They had hoped the matter would attract no publicity, but a spokesman for "21" in New York says it is true that they no longer are connected with the Jockey Club at the Fairfax Hotel here, and that there is a dispute between "21" and Fairfax Hotel owner John Coleman over whether Coleman owes "21" a "great deal of money."
"21" pulled out in July. The matter is now in the hands of lawyers.
Coleman, a "mover" in Washington society who dated President Carter's secretary, Susan Clough, for a while, has been getting a lot of media attention. He's the one who gave the recent party that brought Bobby Short, Gloria Vanderbilt and Lee Radziwill down from New York.
He also is listed in the current Harper's Bazaar as one of their most eligible bachelors.
Coleman's charisma also lured a Bon Appetit editor and photographic crew here from California for a color layout on the Jockey Club kitchen.
Bon Appetit is owned by the same people who publish Architectural Digest, they have been determined to make their gourmet publication the same kind of status symbol as their interior design magazine.
Coleman denied yesterday that he owes the "21" club any money and denied also that "21" ever had anything to do with the Jockey Club operation at the Fairfax.
A profile of Coleman in The Washington Post of Nov. 3, 1978, said he had been brought down from "New York's '21' to manage The Jockey Club." A Jockey Club ad in the 1979 Green Book (which dropped Coleman in its 1980 edition) stated, "The Jockey Club is now a member of New York's '21' Club family."
Sheldon Tannen, the executive vice president of "21," told a reporter in an interview in September, "We have given up our association with Mr. Coleman in Washington" as of July 1979.
Coleman, after telling a reporter, "Print whatever you like," had a lawyer, call to repeat the denial that "21" had ever had any connection with The Jockey Club or that there is any dispute with "21" over money.
For a while, it looked as if the historic moment had slipped through a crack in time.
President Carter's speech at the dedication of the John F. Kennedy Memorial Library in Boston this fall was such a widely acclaimed political and public-relations success that the White House wanted it preserved for posterity.
Certainly it someday would be an important audio-visual exhibit for his own library, showing how gracefully he had performed on stage with his challenger, against the background of Camelot.
There was even talk of using snippets of the speech in television campaign spots.
But no one, it seemed, had recorded the speech in its entirety. A White House staffer involved in searching for a videotape of it says someone "goofed."

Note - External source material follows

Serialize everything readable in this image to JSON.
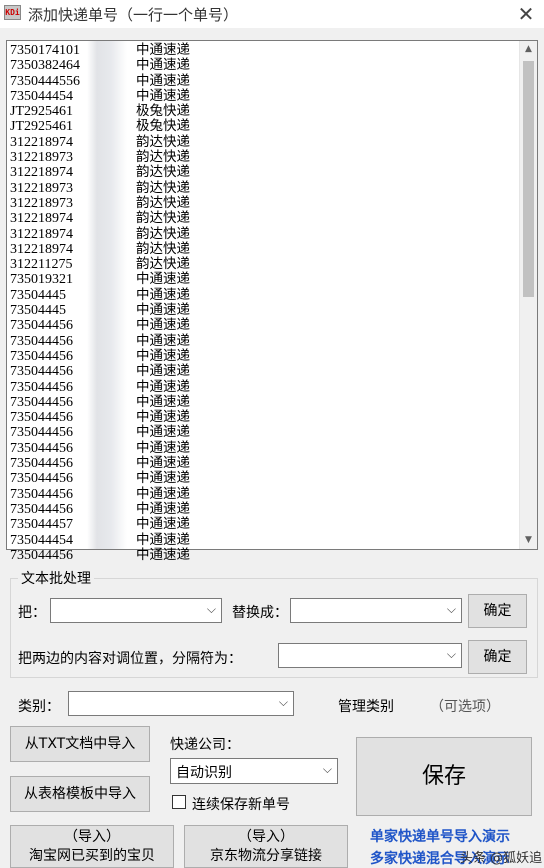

"Usually, we tape everything," he says. "But this time, for some reason, someone forgot to tape that speech."
The Kennedy Library's audio-visual staff also had neglected to have the event taped. Although some Carter aides reportedly were skeptical, the library was having just as hard a time as the White House locating any bits and pieces that had been aired on network or local news.
Finally, they found a commercial New England video company that had kept its cameras rolling through the entire program.
Rep. Charles H. ("Racehorse Charlie") Wilson (D-Calif.), who is under investigation by the House Ethics Committee on financial misconduct allegations, lives well.
Wilson, who would pull out $1,000 bills to make his bets at local tracks (hence the nickname) took 12 suits with him when he visited the Soviet Union for 10 days with a congressional delegation last year.
He and his Korean-born wife, Bok, had 11 pieces of designer luggage between them, says one congressional wife who counted.
They could have used all those twinkling little bulbs to wire Chip Carter into a suit like the one Robert Redford wears in "The Electric Horseman." Instead the Solar Lobby, for its premiere showing of the movie at the Jenifer Theatre tonight, used the solar-battery lights to trim a Christmas tree in the lobby for which Carter will flip the switch.